The Bill also proposes, as a consequence of the introduction of the tax on capital gains, amendments to section 26AAC of the Income Tax Assessment Act 1936. Broadly, that section includes in a taxpayer's assessable income the value of a benefit attributable to the acquisition of shares in a company, or of rights to acquire shares, where the derivation of the benefit stems from services rendered by the taxpayer as an employee of the company or in a similar capacity.
In relation to such shares, the value of the benefit is included in assessable income of the employee, etc., in the year of acquisition of the shares and represents the excess of their value at the date of acquisition over any consideration paid for them. Where the shares are subject for a time to conditions or restrictions on sale, the date of acquisition is taken to be the date on which those conditions or restrictions cease. In relation to share rights given to employees and subsequently sold, the value of the benefit is determined and included in assessable income in the year of sale. The assessable amount is the excess of the sale price over any consideration paid for the rights. Where a share is acquired by the exercise of a right, the consideration paid for the right is taken into account, together with any consideration paid on exercise of the right in calculating any assessable benefit to the employee associated with the acquisition of that share.
The amendments proposed by the Bill will give taxpayers a right of election under section 26AAC in respect of rights or shares in an employer company that are subject to conditions or restrictions on sale. The effect of the election, available in respect of rights and shares issued after 19 September 1985, will be to include the value of the benefit (measured as the excess of the value of the share or right at the time of issue over the consideration paid for the share or right) in the assessable income of the year of issue instead of the year in which, in the case of a share, the conditions or restrictions cease to exist or, in the case of a right, the right is sold or exercised.
The value of the share or right at the time of issue will be taken as the cost base for capital gains purposes in the event that the share or right is subsequently sold. Similarly, where a share acquired as a result of the exercise of a right is subsequently sold, the value of the right at the time when the right was obtained will be included in the cost base of the share for capital gains purposes.

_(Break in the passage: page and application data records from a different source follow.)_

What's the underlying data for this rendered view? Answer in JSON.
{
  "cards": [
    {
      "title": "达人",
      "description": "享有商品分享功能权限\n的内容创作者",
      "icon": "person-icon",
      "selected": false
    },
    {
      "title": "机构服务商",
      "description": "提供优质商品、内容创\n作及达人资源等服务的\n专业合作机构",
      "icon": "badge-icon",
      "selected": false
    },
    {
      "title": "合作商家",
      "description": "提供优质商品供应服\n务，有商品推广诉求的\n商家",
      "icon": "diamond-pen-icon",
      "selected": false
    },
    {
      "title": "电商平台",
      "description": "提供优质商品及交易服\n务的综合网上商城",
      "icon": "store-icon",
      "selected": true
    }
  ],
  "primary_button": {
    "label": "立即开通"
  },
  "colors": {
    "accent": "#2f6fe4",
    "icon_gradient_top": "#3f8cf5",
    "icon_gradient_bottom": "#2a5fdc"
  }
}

The Bill will also make several other consequential amendments to other provisions of the Principal Act as a result of the introduction of the tax on capital gains.
This Bill will amend the Income Tax (Rates) Act 1982 to allow for the calculation of rates of tax where the taxable income of a taxpayer includes a capital gain. While, basically, the rates of tax otherwise payable by a taxpayer will apply to any capital gains included in his or her taxable income, a form of averaging will apply, under which one-fifth of a taxpayer's capital gain will be added to taxable income other than capital gains in the year of the disposal of the asset. The tax attributable to the inclusion of that amount will then be multiplied by five in order to determine the tax payable on the whole of the capital gain. This basic approach will be modified in the case of taxpayers subject to the primary producer averaging provisions or taxpayers in receipt of other forms of income to which notional assessment measures apply. In these circumstances one-fifth of the capital gain will be added to the taxpayer's average or notional income, as the case may be. The average or notional income will be calculated without reference to the capital gain.
More detailed explanations of each of the provisions of the Bills are contained in the notes that follow.